Records for this task |
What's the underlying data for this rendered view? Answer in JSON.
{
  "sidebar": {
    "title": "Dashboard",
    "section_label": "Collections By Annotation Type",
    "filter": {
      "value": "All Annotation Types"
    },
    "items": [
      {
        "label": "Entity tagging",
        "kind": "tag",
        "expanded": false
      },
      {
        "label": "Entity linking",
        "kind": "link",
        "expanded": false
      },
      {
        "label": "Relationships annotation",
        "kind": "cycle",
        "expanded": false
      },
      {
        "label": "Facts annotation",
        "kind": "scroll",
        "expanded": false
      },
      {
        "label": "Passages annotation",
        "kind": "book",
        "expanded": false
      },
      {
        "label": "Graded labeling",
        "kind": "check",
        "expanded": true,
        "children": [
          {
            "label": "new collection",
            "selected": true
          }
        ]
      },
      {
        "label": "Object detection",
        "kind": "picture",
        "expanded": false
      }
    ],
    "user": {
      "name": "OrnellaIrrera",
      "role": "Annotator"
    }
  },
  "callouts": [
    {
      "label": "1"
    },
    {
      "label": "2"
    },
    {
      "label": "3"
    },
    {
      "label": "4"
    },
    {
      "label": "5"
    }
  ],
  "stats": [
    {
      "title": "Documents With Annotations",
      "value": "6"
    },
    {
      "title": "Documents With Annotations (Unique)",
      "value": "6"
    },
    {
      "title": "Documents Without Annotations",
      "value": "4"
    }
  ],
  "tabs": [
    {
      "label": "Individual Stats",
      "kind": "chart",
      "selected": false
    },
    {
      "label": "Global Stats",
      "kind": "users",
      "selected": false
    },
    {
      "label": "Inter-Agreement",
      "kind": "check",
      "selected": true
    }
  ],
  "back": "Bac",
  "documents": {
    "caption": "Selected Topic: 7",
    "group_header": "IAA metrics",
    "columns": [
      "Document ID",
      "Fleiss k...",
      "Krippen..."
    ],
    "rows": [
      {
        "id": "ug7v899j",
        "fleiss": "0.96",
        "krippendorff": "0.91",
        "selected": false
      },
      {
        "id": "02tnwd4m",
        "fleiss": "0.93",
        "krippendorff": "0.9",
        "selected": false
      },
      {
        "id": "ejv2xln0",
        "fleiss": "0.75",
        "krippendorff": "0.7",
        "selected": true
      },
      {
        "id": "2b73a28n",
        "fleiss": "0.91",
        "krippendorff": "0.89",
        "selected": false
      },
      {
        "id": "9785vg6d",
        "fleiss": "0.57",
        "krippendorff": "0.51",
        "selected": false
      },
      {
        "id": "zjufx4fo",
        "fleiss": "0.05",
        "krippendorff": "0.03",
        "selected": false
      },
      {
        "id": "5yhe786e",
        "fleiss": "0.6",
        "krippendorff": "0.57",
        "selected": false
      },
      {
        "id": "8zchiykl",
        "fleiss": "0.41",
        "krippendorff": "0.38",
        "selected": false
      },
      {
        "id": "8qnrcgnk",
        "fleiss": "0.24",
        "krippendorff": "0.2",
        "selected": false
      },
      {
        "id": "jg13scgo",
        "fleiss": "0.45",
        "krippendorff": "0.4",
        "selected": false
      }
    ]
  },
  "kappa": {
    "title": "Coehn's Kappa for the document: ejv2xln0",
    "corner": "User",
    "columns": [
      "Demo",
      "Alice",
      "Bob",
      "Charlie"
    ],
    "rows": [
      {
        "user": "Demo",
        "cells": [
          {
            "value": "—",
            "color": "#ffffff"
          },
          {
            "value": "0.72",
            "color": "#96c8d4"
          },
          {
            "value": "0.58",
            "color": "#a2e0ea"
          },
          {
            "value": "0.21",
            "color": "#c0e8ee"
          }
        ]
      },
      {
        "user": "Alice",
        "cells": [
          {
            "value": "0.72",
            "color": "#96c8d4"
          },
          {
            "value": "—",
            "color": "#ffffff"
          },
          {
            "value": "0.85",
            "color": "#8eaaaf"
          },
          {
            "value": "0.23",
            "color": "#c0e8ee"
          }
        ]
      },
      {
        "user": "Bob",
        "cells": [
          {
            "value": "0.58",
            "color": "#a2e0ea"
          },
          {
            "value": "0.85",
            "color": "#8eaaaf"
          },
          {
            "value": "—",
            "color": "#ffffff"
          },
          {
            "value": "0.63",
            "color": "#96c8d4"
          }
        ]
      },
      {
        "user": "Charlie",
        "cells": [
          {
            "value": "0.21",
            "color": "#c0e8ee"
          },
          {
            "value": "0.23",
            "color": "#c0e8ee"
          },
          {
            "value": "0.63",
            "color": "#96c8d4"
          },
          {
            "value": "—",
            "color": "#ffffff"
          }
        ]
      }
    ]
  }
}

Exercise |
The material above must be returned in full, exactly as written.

Result for this exercise |
What's the underlying data for this rendered view? Answer in JSON.
{
  "sidebar": {
    "title": "Dashboard",
    "section_label": "Collections By Annotation Type",
    "filter": {
      "value": "All Annotation Types"
    },
    "items": [
      {
        "label": "Entity tagging",
        "kind": "tag",
        "expanded": false
      },
      {
        "label": "Entity linking",
        "kind": "link",
        "expanded": false
      },
      {
        "label": "Relationships annotation",
        "kind": "cycle",
        "expanded": false
      },
      {
        "label": "Facts annotation",
        "kind": "scroll",
        "expanded": false
      },
      {
        "label": "Passages annotation",
        "kind": "book",
        "expanded": false
      },
      {
        "label": "Graded labeling",
        "kind": "check",
        "expanded": true,
        "children": [
          {
            "label": "new collection",
            "selected": true
          }
        ]
      },
      {
        "label": "Object detection",
        "kind": "picture",
        "expanded": false
      }
    ],
    "user": {
      "name": "OrnellaIrrera",
      "role": "Annotator"
    }
  },
  "callouts": [
    {
      "label": "1"
    },
    {
      "label": "2"
    },
    {
      "label": "3"
    },
    {
      "label": "4"
    },
    {
      "label": "5"
    }
  ],
  "stats": [
    {
      "title": "Documents With Annotations",
      "value": "6"
    },
    {
      "title": "Documents With Annotations (Unique)",
      "value": "6"
    },
    {
      "title": "Documents Without Annotations",
      "value": "4"
    }
  ],
  "tabs": [
    {
      "label": "Individual Stats",
      "kind": "chart",
      "selected": false
    },
    {
      "label": "Global Stats",
      "kind": "users",
      "selected": false
    },
    {
      "label": "Inter-Agreement",
      "kind": "check",
      "selected": true
    }
  ],
  "back": "Bac",
  "documents": {
    "caption": "Selected Topic: 7",
    "group_header": "IAA metrics",
    "columns": [
      "Document ID",
      "Fleiss k...",
      "Krippen..."
    ],
    "rows": [
      {
        "id": "ug7v899j",
        "fleiss": "0.96",
        "krippendorff": "0.91",
        "selected": false
      },
      {
        "id": "02tnwd4m",
        "fleiss": "0.93",
        "krippendorff": "0.9",
        "selected": false
      },
      {
        "id": "ejv2xln0",
        "fleiss": "0.75",
        "krippendorff": "0.7",
        "selected": true
      },
      {
        "id": "2b73a28n",
        "fleiss": "0.91",
        "krippendorff": "0.89",
        "selected": false
      },
      {
        "id": "9785vg6d",
        "fleiss": "0.57",
        "krippendorff": "0.51",
        "selected": false
      },
      {
        "id": "zjufx4fo",
        "fleiss": "0.05",
        "krippendorff": "0.03",
        "selected": false
      },
      {
        "id": "5yhe786e",
        "fleiss": "0.6",
        "krippendorff": "0.57",
        "selected": false
      },
      {
        "id": "8zchiykl",
        "fleiss": "0.41",
        "krippendorff": "0.38",
        "selected": false
      },
      {
        "id": "8qnrcgnk",
        "fleiss": "0.24",
        "krippendorff": "0.2",
        "selected": false
      },
      {
        "id": "jg13scgo",
        "fleiss": "0.45",
        "krippendorff": "0.4",
        "selected": false
      }
    ]
  },
  "kappa": {
    "title": "Coehn's Kappa for the document: ejv2xln0",
    "corner": "User",
    "columns": [
      "Demo",
      "Alice",
      "Bob",
      "Charlie"
    ],
    "rows": [
      {
        "user": "Demo",
        "cells": [
          {
            "value": "—",
            "color": "#ffffff"
          },
          {
            "value": "0.72",
            "color": "#96c8d4"
          },
          {
            "value": "0.58",
            "color": "#a2e0ea"
          },
          {
            "value": "0.21",
            "color": "#c0e8ee"
          }
        ]
      },
      {
        "user": "Alice",
        "cells": [
          {
            "value": "0.72",
            "color": "#96c8d4"
          },
          {
            "value": "—",
            "color": "#ffffff"
          },
          {
            "value": "0.85",
            "color": "#8eaaaf"
          },
          {
            "value": "0.23",
            "color": "#c0e8ee"
          }
        ]
      },
      {
        "user": "Bob",
        "cells": [
          {
            "value": "0.58",
            "color": "#a2e0ea"
          },
          {
            "value": "0.85",
            "color": "#8eaaaf"
          },
          {
            "value": "—",
            "color": "#ffffff"
          },
          {
            "value": "0.63",
            "color": "#96c8d4"
          }
        ]
      },
      {
        "user": "Charlie",
        "cells": [
          {
            "value": "0.21",
            "color": "#c0e8ee"
          },
          {
            "value": "0.23",
            "color": "#c0e8ee"
          },
          {
            "value": "0.63",
            "color": "#96c8d4"
          },
          {
            "value": "—",
            "color": "#ffffff"
          }
        ]
      }
    ]
  }
}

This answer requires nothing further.